This time it's Federer's turn to save a break point, and he does at 30-40. Wawrinka misses a big opportunity, though, as he has a clean look at a passing shot down the line and puts too much air under it and sends it long. Federer holds.
Not a whole lot of rallies over five shots so far. Wawrinka has to deal with another deuce game. He gets to game point but can't convert and a string of loose errors come quickly. Federer gets a look at his second break point of the match and doesn't have to do much to convert it, as Wawrinka fires a backhand long. First blood to the Swiss. The older one.
That's the first time Wawrinka has been broken after 29 consecutive holds this week.
9:25 a.m. ET | Wawrinka holds, leads 2-1*.
Error-strewn game to start the match, but Wawrinka holds after saving a break point with some big serving. Already you can see how familiar these two are with each other's patterns. It might take a few games until both men settle down and play well.
Federer holds with a serve and volley, sticking a nice volley that ticks the sideline on game point. Wawrinka responds with an easier hold, hitting big and forcing Federer errors.
I think this #Federinka match will be more awkward than great. They know each other's patterns too well. More overthinking than playing. — Amer Delic (@AmerDelic) April 20, 2014
The question for the day is whether this match will see The New Stan or The Old Stan. The Old Stan is 1-13 against his friend. The New Stan is a Grand Slam champion who is 5-0 against the top 10 this year. The opportunity is big for both men.
9:15 a.m. ET | Warm up
The rain has held off for now in Monte Carlo and Federer and Wawrinka are on court. Nick Lester of TennisTV says the two actually warmed up together before the match, which just goes to emphasize what an odd occasion this is. They're such good friends, but you wonder if Wawrinka can tap into the competitive edge he needs to beat Federer for the first time since Monte Carlo in 2009. He can be the more explosive player, but it takes nerve to sustain that level of hitting.
Philipp Kohlschreiber had the best reaction to this all-Swiss battle:
Since when do they play the Suisse National Tennis Championships in Monte Carlo? @stanwawrinka vs. @rogerfederer#OneHandedBackhandsRule — PhilippKohlschreiber (@Kohlscribbler) April 19, 2014
Monaco II pic.twitter.com/jpMxKZpnpj — MiniPeople.ch (@SwissMinipeople) April 20, 2014
Good morning from the Monaco pic.twitter.com/yO0fLxqtBH — Not Roger Federer (@PseudoFed) April 20, 2014
Wawrinka won the toss and has chosen to serve.
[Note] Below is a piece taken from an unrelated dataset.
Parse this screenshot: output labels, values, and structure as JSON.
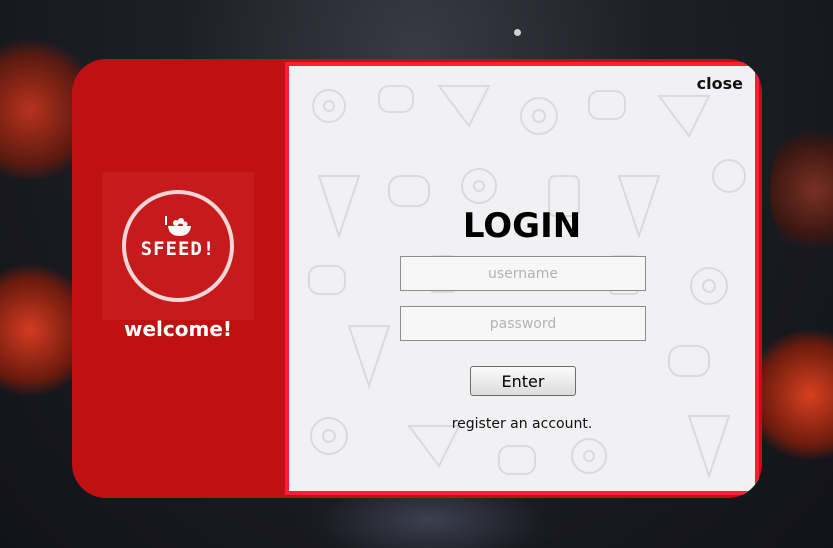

Ready? Play.
No. 4 Roger Federer will meet No. 3 Stanislas Wawrinka in the final of the Monte Carlo Masters on Sunday. The first all-Swiss ATP final since 2000 follows the doubles final, won by Bob and Mike Bryan, and is scheduled to begin no earlier than 9 a.m. ET.
The winner of the match between Davis Cup teammates will be No. 3 in Monday's rankings. Wawrinka supplanted Federer as Swiss No. 1 after winning the Australian Open in January, but Federer has a chance to take that title back here.
Both men are seeking their first Monte Carlo title. In fact, Wawrinka is looking for his first Masters 1000 title. A victory would give Wawrinka a tour-leading third title in 2014.
Federer advanced to the final with a straight-set win over Novak Djokovic. Wawrinka -- who has saved the only two break points he's faced in three matches this week -- earned his spot with a straight-set win over David Ferrer. This will be their first meeting of the year. Federer leads the head-to-head 13-1, and Wawrinka's only victory came in Monte Carlo in 2009.